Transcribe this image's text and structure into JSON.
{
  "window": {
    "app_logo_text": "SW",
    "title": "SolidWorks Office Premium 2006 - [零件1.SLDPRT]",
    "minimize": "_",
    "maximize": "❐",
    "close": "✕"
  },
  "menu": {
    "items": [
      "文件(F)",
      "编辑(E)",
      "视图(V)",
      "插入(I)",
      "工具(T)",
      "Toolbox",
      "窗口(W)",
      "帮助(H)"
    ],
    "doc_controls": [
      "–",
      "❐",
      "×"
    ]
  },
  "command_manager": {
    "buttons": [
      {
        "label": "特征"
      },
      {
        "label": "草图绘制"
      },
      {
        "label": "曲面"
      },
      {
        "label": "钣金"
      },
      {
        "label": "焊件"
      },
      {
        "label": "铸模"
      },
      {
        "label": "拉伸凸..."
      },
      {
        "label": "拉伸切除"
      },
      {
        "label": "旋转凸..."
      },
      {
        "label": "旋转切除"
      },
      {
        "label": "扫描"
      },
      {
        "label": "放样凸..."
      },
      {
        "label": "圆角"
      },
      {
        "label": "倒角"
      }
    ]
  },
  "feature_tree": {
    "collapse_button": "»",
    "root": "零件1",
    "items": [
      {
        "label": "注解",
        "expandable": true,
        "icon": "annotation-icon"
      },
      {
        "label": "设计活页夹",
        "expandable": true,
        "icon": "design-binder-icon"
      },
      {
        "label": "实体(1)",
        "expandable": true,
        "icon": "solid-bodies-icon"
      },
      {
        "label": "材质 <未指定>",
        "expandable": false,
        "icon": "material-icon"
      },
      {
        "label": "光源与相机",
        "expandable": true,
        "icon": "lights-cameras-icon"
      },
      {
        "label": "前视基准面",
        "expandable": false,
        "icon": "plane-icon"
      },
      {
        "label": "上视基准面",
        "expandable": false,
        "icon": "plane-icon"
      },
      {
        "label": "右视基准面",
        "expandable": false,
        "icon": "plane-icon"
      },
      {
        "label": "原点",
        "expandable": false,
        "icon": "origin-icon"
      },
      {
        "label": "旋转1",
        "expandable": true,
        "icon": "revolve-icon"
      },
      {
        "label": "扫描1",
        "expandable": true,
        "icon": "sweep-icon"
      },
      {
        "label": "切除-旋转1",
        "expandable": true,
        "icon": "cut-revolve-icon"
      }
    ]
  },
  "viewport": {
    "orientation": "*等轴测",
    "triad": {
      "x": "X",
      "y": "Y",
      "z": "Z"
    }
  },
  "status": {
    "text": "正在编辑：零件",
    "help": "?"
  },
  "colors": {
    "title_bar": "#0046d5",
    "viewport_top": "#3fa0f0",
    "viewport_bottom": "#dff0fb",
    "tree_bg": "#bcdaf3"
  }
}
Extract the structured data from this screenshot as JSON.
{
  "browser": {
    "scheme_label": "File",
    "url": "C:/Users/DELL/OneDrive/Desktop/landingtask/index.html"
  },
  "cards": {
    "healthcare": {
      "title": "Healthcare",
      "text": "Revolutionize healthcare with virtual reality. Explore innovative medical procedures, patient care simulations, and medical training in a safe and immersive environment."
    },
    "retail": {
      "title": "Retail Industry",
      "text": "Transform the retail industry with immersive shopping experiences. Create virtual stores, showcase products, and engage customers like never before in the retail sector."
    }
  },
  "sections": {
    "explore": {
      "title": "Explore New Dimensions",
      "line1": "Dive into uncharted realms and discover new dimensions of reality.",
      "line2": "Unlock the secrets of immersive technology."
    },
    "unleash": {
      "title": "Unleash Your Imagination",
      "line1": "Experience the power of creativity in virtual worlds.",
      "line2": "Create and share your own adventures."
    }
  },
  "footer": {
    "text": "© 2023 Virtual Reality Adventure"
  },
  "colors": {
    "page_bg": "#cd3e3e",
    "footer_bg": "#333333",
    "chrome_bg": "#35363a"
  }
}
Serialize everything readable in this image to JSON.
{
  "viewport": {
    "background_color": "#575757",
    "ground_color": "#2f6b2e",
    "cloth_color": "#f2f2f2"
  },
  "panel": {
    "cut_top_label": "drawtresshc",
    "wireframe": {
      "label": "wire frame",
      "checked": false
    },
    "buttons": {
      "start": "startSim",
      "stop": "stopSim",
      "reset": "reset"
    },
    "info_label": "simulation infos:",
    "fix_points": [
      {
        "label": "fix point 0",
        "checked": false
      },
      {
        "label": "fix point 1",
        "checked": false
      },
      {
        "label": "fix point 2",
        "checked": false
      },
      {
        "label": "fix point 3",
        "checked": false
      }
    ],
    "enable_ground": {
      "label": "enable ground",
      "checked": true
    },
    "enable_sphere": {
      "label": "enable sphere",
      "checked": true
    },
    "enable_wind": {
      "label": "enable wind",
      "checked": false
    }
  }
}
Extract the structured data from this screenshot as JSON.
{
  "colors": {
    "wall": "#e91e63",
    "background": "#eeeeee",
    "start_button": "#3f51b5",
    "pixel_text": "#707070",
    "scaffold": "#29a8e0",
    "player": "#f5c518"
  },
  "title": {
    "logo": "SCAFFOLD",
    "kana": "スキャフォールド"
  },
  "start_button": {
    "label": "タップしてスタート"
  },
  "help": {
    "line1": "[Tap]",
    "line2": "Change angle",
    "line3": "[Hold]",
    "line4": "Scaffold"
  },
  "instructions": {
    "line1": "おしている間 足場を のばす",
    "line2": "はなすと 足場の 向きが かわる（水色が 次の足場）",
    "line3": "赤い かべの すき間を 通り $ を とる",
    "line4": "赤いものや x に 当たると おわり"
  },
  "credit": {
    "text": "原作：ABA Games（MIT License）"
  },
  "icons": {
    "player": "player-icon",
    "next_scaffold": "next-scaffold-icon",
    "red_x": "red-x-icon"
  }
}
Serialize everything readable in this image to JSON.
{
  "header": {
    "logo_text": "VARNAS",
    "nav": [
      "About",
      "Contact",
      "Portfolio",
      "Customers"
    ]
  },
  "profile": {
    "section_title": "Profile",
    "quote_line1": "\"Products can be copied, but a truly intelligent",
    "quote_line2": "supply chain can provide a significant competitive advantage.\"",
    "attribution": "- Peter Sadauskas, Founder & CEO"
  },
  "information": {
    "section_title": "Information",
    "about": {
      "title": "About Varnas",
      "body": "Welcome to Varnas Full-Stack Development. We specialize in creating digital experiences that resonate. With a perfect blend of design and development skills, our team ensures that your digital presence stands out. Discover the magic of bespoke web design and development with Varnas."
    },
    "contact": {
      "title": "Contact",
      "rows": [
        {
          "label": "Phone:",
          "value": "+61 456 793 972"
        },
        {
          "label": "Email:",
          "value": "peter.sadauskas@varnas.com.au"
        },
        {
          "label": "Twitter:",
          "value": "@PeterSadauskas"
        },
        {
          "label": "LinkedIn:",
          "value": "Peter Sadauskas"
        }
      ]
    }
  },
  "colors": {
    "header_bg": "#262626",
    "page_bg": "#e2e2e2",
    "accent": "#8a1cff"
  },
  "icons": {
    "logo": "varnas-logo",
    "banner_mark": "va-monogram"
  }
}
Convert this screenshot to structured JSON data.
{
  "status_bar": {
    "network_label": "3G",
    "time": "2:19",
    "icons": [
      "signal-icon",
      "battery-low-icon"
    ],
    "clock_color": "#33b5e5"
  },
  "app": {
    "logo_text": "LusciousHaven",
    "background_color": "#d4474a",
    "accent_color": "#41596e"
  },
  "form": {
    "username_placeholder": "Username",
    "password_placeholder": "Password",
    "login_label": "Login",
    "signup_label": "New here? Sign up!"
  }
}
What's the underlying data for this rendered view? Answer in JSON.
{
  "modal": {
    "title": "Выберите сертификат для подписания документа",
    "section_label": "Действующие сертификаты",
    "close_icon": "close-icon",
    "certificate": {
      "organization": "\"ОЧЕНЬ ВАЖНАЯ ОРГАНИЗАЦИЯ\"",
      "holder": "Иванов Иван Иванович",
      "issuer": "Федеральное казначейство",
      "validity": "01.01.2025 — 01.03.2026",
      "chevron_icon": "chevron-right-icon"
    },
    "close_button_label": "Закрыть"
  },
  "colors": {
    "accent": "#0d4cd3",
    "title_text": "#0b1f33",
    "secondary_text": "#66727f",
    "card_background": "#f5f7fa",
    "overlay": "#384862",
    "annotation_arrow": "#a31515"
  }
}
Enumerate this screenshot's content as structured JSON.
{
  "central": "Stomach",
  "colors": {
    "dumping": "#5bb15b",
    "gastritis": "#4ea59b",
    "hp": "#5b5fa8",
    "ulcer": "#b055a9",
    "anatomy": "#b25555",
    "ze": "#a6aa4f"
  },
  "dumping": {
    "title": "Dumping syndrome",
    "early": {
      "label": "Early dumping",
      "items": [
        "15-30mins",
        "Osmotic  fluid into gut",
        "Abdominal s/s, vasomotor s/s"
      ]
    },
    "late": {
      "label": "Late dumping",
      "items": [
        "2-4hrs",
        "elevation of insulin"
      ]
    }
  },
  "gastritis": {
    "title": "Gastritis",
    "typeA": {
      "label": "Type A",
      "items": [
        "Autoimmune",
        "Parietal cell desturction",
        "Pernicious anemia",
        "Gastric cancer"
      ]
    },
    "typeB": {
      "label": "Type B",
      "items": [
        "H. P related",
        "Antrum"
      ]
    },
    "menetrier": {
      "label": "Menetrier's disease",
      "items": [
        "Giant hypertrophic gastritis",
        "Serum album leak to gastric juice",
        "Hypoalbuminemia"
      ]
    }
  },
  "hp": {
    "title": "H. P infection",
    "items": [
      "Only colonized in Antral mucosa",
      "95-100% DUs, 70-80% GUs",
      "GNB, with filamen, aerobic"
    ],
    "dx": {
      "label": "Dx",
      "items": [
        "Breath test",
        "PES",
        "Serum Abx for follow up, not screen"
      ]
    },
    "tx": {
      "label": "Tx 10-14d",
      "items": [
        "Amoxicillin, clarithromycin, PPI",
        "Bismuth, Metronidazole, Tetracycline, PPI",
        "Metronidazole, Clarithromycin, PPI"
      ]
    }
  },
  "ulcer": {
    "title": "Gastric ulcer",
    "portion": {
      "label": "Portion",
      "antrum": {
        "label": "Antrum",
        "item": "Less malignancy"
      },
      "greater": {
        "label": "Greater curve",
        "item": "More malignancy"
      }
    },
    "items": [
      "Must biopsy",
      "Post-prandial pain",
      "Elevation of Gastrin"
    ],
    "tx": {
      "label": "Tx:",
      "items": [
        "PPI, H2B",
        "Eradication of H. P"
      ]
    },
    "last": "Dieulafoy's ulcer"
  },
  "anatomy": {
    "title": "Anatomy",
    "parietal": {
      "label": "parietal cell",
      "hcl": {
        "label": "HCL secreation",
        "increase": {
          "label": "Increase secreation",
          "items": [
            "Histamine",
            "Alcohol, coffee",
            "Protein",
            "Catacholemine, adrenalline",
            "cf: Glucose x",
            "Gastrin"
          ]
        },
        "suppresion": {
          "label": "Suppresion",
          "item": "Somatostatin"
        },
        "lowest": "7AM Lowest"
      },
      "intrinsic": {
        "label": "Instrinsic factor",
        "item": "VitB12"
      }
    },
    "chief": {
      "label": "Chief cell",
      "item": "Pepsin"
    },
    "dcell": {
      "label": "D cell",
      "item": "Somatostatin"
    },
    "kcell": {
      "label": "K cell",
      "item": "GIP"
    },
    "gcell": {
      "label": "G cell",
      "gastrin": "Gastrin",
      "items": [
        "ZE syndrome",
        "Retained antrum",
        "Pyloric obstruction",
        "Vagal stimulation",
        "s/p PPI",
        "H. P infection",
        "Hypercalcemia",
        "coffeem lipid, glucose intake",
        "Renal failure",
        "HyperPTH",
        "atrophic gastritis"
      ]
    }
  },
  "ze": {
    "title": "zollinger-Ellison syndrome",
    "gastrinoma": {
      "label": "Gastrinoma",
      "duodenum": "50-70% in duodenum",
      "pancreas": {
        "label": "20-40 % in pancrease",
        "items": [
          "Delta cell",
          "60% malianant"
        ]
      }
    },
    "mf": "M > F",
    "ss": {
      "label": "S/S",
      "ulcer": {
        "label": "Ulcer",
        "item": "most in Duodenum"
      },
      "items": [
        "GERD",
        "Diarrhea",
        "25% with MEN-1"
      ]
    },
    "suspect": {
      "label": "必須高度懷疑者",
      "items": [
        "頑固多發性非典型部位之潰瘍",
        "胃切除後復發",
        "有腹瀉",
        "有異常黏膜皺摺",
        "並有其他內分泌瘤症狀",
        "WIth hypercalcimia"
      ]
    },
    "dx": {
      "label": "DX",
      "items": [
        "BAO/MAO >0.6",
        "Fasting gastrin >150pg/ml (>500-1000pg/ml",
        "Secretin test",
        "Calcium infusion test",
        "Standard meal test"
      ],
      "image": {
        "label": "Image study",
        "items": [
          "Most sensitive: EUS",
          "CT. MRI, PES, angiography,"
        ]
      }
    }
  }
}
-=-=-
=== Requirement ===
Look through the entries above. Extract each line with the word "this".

=== Reply ===
Transcribe this image's text and structure into JSON.
Extract the structured data from this screenshot as JSON.
Serialize everything readable in this image to JSON.
Extract the structured data from this screenshot as JSON.
Serialize everything readable in this image to JSON.
Convert this screenshot to structured JSON data.
What's the underlying data for this rendered view? Answer in JSON.
Enumerate this screenshot's content as structured JSON.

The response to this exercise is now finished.